= Beginning of Section =

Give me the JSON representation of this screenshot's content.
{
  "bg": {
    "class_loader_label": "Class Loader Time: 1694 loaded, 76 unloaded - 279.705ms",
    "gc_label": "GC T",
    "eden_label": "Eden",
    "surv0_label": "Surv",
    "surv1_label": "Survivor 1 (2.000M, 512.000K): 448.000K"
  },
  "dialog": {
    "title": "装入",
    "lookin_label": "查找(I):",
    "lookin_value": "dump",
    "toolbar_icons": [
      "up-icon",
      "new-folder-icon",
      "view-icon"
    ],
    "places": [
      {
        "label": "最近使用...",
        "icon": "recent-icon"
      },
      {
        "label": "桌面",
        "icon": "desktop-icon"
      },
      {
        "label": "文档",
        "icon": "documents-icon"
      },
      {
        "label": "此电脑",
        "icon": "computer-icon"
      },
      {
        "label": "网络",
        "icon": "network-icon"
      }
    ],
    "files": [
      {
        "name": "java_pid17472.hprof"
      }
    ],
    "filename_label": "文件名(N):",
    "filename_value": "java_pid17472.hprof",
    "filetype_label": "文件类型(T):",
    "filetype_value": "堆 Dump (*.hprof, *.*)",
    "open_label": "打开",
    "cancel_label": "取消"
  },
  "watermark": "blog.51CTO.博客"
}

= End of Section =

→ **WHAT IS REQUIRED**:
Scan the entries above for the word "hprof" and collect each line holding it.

→ **RESPONSE BOX**:
        "name": "java_pid17472.hprof"
    "filename_value": "java_pid17472.hprof",
    "filetype_value": "堆 Dump (*.hprof, *.*)",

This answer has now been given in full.